▼

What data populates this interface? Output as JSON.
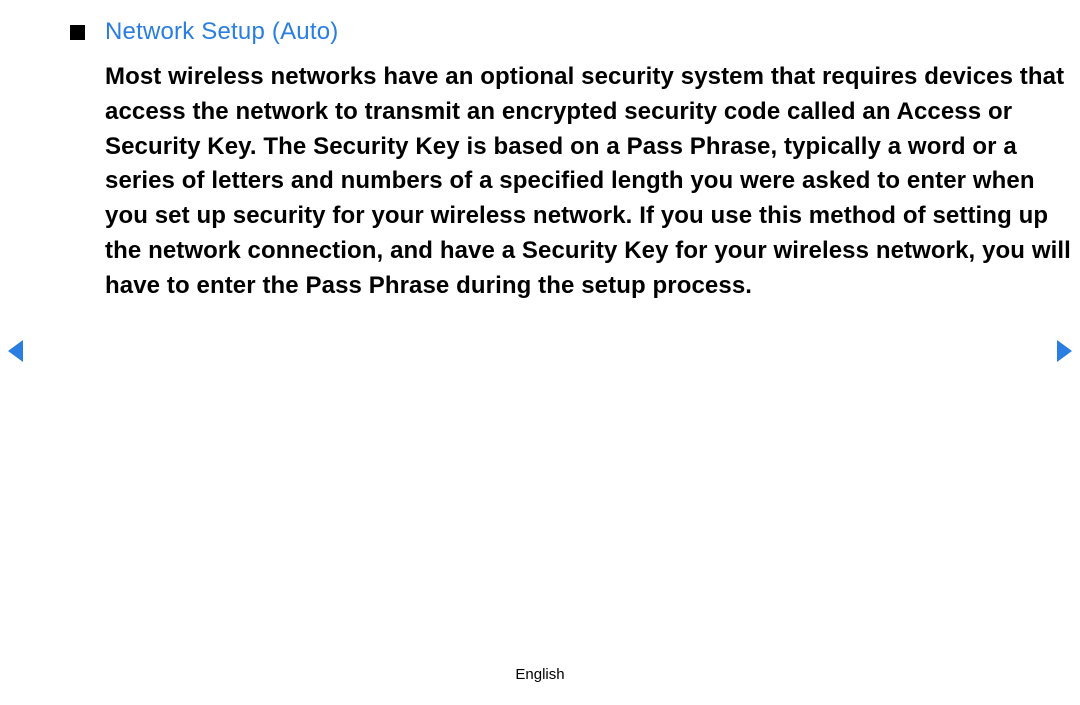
{
  "heading": "Network Setup (Auto)",
  "body": "Most wireless networks have an optional security system that requires devices that access the network to transmit an encrypted security code called an Access or Security Key. The Security Key is based on a Pass Phrase, typically a word or a series of letters and numbers of a specified length you were asked to enter when you set up security for your wireless network. If you use this method of setting up the network connection, and have a Security Key for your wireless network, you will have to enter the Pass Phrase during the setup process.",
  "footer_language": "English"
}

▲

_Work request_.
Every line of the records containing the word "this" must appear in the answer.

_Your solution_.
What data populates this interface? Output as JSON.
  "body": "Most wireless networks have an optional security system that requires devices that access the network to transmit an encrypted security code called an Access or Security Key. The Security Key is based on a Pass Phrase, typically a word or a series of letters and numbers of a specified length you were asked to enter when you set up security for your wireless network. If you use this method of setting up the network connection, and have a Security Key for your wireless network, you will have to enter the Pass Phrase during the setup process.",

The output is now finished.